What to work on: What lines in the entries below contain the word "children"? Copy all of them.

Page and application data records
================================

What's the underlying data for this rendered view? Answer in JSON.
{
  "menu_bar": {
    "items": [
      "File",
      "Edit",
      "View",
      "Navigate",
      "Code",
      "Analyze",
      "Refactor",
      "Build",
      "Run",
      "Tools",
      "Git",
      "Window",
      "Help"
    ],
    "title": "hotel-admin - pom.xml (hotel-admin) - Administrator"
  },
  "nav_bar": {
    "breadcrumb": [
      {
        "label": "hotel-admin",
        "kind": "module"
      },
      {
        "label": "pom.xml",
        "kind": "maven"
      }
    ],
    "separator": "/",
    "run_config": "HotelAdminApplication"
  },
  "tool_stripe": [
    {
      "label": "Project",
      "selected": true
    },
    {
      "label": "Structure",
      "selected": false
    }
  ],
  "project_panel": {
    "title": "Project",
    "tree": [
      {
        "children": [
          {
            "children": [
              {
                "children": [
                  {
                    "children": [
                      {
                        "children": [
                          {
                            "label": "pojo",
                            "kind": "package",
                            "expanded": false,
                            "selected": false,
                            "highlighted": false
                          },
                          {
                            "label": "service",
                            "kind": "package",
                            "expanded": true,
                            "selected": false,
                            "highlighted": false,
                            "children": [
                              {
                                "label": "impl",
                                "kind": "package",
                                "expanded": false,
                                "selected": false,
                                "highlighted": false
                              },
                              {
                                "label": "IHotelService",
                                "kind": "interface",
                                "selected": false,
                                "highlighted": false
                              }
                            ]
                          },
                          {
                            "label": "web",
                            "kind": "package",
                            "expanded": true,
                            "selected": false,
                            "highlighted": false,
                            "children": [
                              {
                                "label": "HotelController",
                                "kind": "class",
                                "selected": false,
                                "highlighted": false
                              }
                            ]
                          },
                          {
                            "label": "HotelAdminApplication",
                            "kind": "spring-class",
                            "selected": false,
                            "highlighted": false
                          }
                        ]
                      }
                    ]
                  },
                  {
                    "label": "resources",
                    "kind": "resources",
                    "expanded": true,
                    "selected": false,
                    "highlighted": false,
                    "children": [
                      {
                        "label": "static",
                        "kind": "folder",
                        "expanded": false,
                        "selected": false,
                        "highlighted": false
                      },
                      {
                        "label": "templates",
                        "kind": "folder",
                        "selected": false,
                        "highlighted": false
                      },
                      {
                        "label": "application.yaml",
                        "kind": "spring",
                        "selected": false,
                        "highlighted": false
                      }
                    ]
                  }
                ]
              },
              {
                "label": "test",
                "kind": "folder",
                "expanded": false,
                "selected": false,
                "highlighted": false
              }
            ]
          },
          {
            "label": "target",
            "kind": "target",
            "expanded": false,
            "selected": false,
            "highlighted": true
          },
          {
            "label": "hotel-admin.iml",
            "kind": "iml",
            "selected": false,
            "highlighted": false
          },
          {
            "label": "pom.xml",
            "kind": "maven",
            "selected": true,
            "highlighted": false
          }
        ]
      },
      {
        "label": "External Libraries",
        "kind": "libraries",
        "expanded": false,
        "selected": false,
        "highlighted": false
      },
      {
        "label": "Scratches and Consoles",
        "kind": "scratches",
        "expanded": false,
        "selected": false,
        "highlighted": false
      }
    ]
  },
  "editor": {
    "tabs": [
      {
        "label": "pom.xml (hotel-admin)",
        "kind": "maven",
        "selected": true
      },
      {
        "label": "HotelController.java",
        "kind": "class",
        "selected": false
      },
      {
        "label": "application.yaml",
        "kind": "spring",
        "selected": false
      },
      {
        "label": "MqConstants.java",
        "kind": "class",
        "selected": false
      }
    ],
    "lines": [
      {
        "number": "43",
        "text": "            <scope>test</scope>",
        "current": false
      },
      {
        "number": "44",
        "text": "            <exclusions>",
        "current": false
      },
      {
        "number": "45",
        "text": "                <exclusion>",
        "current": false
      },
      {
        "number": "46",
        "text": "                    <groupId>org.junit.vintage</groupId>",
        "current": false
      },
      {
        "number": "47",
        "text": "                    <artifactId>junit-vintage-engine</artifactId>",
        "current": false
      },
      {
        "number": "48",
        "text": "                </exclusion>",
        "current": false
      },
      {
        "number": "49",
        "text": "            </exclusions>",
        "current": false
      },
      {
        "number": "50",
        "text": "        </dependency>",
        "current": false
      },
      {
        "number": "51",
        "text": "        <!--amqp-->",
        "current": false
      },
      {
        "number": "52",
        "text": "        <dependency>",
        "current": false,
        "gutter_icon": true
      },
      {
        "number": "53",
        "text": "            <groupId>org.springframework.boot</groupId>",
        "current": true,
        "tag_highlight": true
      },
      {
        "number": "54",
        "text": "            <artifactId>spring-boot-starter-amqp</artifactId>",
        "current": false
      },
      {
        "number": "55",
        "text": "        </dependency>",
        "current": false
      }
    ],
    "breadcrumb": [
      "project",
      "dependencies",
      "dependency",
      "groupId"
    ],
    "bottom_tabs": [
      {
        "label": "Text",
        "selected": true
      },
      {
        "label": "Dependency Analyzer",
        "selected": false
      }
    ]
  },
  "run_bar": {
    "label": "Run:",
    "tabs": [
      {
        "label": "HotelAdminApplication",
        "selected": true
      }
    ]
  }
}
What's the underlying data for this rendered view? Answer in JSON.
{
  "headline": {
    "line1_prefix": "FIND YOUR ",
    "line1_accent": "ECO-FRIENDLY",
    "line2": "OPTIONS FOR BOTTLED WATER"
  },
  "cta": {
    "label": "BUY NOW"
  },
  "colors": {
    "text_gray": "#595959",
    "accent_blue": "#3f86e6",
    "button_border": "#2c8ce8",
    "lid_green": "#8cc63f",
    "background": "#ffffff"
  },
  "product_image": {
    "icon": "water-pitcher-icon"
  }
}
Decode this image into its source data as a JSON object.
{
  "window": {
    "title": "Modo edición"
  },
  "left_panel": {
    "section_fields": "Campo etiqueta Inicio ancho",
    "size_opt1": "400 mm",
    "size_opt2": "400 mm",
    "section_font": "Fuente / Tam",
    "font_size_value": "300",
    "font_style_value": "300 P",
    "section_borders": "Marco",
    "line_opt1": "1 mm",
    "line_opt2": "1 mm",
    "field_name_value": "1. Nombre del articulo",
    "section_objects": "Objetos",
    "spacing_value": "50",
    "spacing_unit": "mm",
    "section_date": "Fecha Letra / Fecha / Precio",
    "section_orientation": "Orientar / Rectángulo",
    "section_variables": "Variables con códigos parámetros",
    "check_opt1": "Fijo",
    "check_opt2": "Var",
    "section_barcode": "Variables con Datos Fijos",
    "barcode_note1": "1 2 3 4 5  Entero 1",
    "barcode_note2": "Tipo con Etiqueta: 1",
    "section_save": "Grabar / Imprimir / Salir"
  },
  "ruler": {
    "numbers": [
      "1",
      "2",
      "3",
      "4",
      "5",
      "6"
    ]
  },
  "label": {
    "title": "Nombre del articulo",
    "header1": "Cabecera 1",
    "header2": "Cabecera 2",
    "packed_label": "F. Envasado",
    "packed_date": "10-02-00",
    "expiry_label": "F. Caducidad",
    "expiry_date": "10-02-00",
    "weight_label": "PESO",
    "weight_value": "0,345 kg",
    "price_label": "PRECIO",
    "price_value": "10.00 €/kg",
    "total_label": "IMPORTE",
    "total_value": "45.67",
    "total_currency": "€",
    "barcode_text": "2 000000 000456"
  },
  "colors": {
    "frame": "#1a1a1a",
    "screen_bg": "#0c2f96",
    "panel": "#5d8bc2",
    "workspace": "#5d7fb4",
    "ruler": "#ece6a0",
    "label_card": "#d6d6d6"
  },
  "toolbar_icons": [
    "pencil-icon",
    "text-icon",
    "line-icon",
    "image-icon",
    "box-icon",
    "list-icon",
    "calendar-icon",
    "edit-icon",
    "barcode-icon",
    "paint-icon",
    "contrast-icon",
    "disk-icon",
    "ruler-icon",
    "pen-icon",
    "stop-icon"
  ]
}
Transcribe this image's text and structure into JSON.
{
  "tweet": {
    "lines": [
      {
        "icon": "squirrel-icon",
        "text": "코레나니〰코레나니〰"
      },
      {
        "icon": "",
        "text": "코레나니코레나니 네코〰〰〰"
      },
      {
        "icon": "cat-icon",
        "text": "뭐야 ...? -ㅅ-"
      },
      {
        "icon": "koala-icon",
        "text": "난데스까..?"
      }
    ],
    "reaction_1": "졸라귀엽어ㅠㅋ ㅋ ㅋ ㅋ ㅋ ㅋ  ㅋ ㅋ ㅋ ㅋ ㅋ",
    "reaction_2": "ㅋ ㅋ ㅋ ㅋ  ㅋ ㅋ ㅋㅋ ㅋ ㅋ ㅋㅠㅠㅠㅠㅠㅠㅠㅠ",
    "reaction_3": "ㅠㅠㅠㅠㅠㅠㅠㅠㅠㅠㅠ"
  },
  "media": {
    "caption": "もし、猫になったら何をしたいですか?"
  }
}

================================

Your response:
        "children": [
            "children": [
                "children": [
                    "children": [
                        "children": [
                            "children": [
                            "children": [
                    "children": [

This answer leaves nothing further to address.